img_4936Hope for the 2017 Colorado wheat harvest. I took this just days before we headed home, home.

Thank you, New Holland Ag, MacDon and Conrad Weaver for giving me the opportunity to be a part of the National FFA convention.
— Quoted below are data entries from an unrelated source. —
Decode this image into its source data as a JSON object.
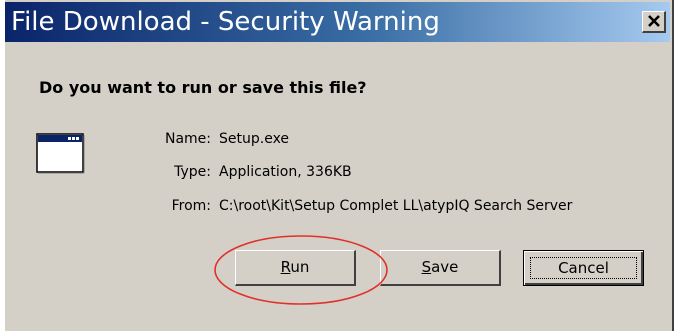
{
  "window": {
    "title": "File Download - Security Warning",
    "close_glyph": "×"
  },
  "dialog": {
    "question": "Do you want to run or save this file?",
    "file_icon": "application-window-icon",
    "fields": [
      {
        "label": "Name:",
        "value": "Setup.exe"
      },
      {
        "label": "Type:",
        "value": "Application, 336KB"
      },
      {
        "label": "From:",
        "value": "C:\\root\\Kit\\Setup Complet LL\\atypIQ Search Server"
      }
    ]
  },
  "buttons": {
    "run": {
      "mnemonic": "R",
      "rest": "un"
    },
    "save": {
      "mnemonic": "S",
      "rest": "ave"
    },
    "cancel": {
      "label": "Cancel"
    }
  },
  "annotation": {
    "color": "#e0302a"
  },
  "colors": {
    "face": "#d4d0c8",
    "title_start": "#0a246a",
    "title_end": "#a6caf0"
  }
}
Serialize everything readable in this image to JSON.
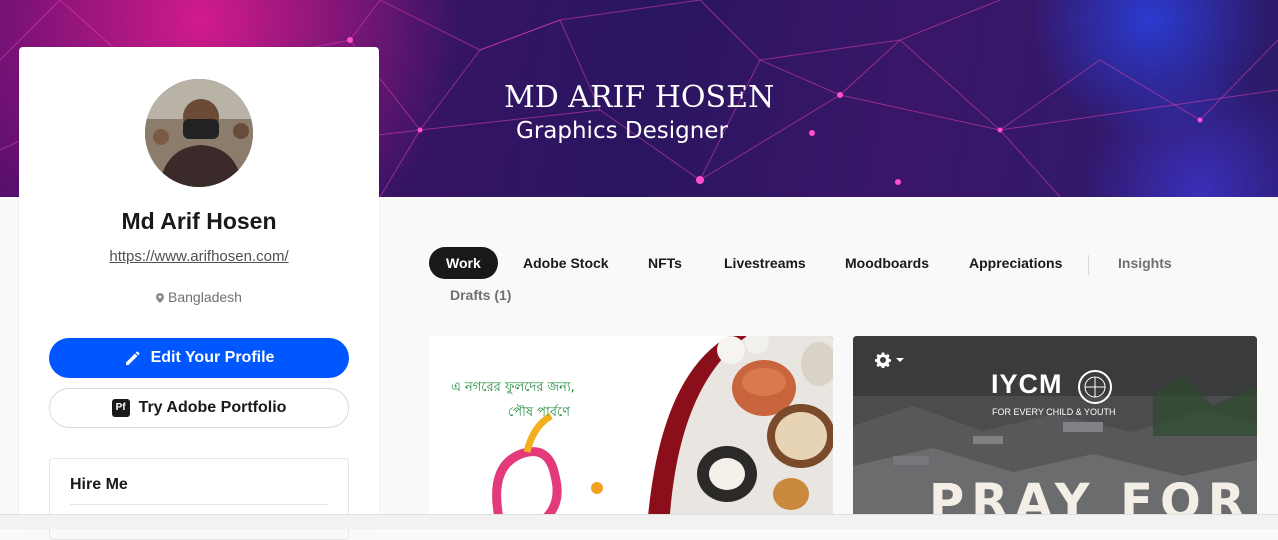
{
  "banner": {
    "name": "MD ARIF HOSEN",
    "role": "Graphics Designer"
  },
  "profile": {
    "name": "Md Arif Hosen",
    "url": "https://www.arifhosen.com/",
    "location": "Bangladesh",
    "edit_button": "Edit Your Profile",
    "portfolio_button": "Try Adobe Portfolio",
    "portfolio_badge": "Pf",
    "hire_title": "Hire Me"
  },
  "tabs": {
    "work": "Work",
    "adobe_stock": "Adobe Stock",
    "nfts": "NFTs",
    "livestreams": "Livestreams",
    "moodboards": "Moodboards",
    "appreciations": "Appreciations",
    "insights": "Insights",
    "drafts": "Drafts (1)"
  },
  "projects": [
    {
      "line1": "এ নগরের ফুলদের জন্য,",
      "line2": "পৌষ পার্বণে"
    },
    {
      "logo": "IYCM",
      "tagline": "FOR EVERY CHILD & YOUTH",
      "headline": "PRAY FOR"
    }
  ],
  "colors": {
    "accent": "#0057ff",
    "active_tab": "#191919",
    "banner_dark": "#2a1560",
    "banner_pink": "#d21a8c"
  },
  "icons": [
    "pencil-icon",
    "location-pin-icon",
    "gear-icon",
    "chevron-down-icon",
    "un-emblem-icon"
  ]
}
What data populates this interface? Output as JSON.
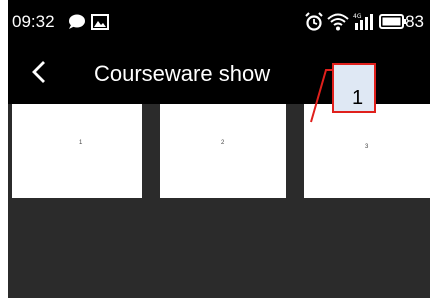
{
  "status_bar": {
    "time": "09:32",
    "battery": "83",
    "icons": [
      "chat-bubble-icon",
      "image-icon",
      "alarm-icon",
      "wifi-icon",
      "signal-icon",
      "battery-icon"
    ]
  },
  "app_bar": {
    "back_icon": "chevron-left-icon",
    "title": "Courseware show"
  },
  "thumbnails": [
    {
      "label": "1"
    },
    {
      "label": "2"
    },
    {
      "label": "3"
    }
  ],
  "annotation": {
    "label": "1"
  },
  "colors": {
    "status_bar_bg": "#000000",
    "app_bar_bg": "#000000",
    "content_bg": "#2b2b2b",
    "thumbnail_bg": "#ffffff",
    "annotation_border": "#e0201c",
    "annotation_fill": "#dfe8f4"
  }
}
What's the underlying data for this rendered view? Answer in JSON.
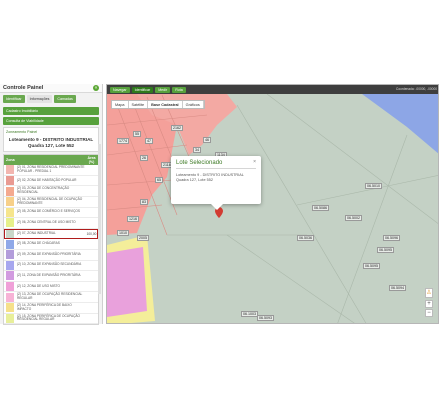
{
  "panel": {
    "title": "Controle Painel",
    "collapse": "«",
    "tabs": [
      "Identificar",
      "Informações",
      "Camadas"
    ],
    "accordions": [
      "Cadastro Imobiliário",
      "Consulta de Viabilidade"
    ],
    "section_title": "Zoneamento Painel",
    "lote_name": "Loteamento 9 - DISTRITO INDUSTRIAL Quadra 127, Lote 552",
    "table_headers": {
      "zone": "Zona",
      "area": "Área (%)"
    },
    "zones": [
      {
        "label": "(Z) 01, ZONA RESIDENCIAL PREDOMINANTE POPULAR - PREDIAL 1",
        "color": "#f2b6b0",
        "area": ""
      },
      {
        "label": "(Z) 02, ZONA DE HABITAÇÃO POPULAR",
        "color": "#e99a92",
        "area": ""
      },
      {
        "label": "(Z) 03, ZONA DE CONCENTRAÇÃO RESIDENCIAL",
        "color": "#f4a98f",
        "area": ""
      },
      {
        "label": "(Z) 04, ZONA RESIDENCIAL DE OCUPAÇÃO PREDOMINANTE",
        "color": "#f7d08a",
        "area": ""
      },
      {
        "label": "(Z) 05, ZONA DE COMÉRCIO E SERVIÇOS",
        "color": "#f6e58d",
        "area": ""
      },
      {
        "label": "(Z) 06, ZONA CENTRAL DE USO MISTO",
        "color": "#e6f08a",
        "area": ""
      },
      {
        "label": "(Z) 07, ZONA INDUSTRIAL",
        "color": "#c9d7c9",
        "area": "100,00"
      },
      {
        "label": "(Z) 08, ZONA DE CHÁCARAS",
        "color": "#8fa8e8",
        "area": ""
      },
      {
        "label": "(Z) 09, ZONA DE EXPANSÃO PRIORITÁRIA",
        "color": "#b39ddb",
        "area": ""
      },
      {
        "label": "(Z) 10, ZONA DE EXPANSÃO SECUNDÁRIA",
        "color": "#a7a7ef",
        "area": ""
      },
      {
        "label": "(Z) 11, ZONA DE EXPANSÃO PRIORITÁRIA",
        "color": "#d29be0",
        "area": ""
      },
      {
        "label": "(Z) 12, ZONA DE USO MISTO",
        "color": "#f0a0d8",
        "area": ""
      },
      {
        "label": "(Z) 13, ZONA DE OCUPAÇÃO RESIDENCIAL REGULAR",
        "color": "#f7b3d6",
        "area": ""
      },
      {
        "label": "(Z) 14, ZONA PERIFÉRICA DE BAIXO IMPACTO",
        "color": "#f6e08a",
        "area": ""
      },
      {
        "label": "(Z) 15, ZONA PERIFÉRICA DE OCUPAÇÃO RESIDENCIAL REGULAR",
        "color": "#e8ef9a",
        "area": ""
      }
    ]
  },
  "toolbar": {
    "buttons": [
      "Navegar",
      "Identificar",
      "Medir",
      "Ruta"
    ],
    "coords": "Coordenada: -00000, -00000"
  },
  "map": {
    "types": [
      "Mapa",
      "Satélite",
      "Base Cadastral",
      "Gráficos"
    ],
    "labels": [
      "1774",
      "26",
      "2118",
      "2163",
      "41",
      "65",
      "73",
      "83",
      "1216",
      "2005",
      "1010",
      "2162",
      "55",
      "47",
      "34",
      "1134",
      "46",
      "06.5086",
      "06.5036",
      "06.5010",
      "06.5002",
      "06.5095",
      "06.5096",
      "06.5095",
      "06.5094",
      "06.5093",
      "06.1003"
    ],
    "popup": {
      "title": "Lote Selecionado",
      "body": "Loteamento 9 - DISTRITO INDUSTRIAL Quadra 127, Lote 552",
      "close": "×"
    },
    "pegman": "♙",
    "zoom_in": "+",
    "zoom_out": "−"
  }
}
And for the opportunity to, yet again, share the story of the custom harvester!!

img_5381Cole testing his tractor driving skills on the NH simulator. 

cvnystvvyaartl9A little selfie stick fun with Rebecca and Conrad.

cvtdjx3wgaexmx9-1The Combine Dance – check it out!

If you know a FFA chapter that may not have been able to get their free copy of the DVD, please send Conrad an email at info@greatamericanwheatharvest.com (or leave your Chapter’s information in a comment below). Be sure to tell him I sent you! 🙂

P.S. I’d still like to have one of those blue coats (jackets)!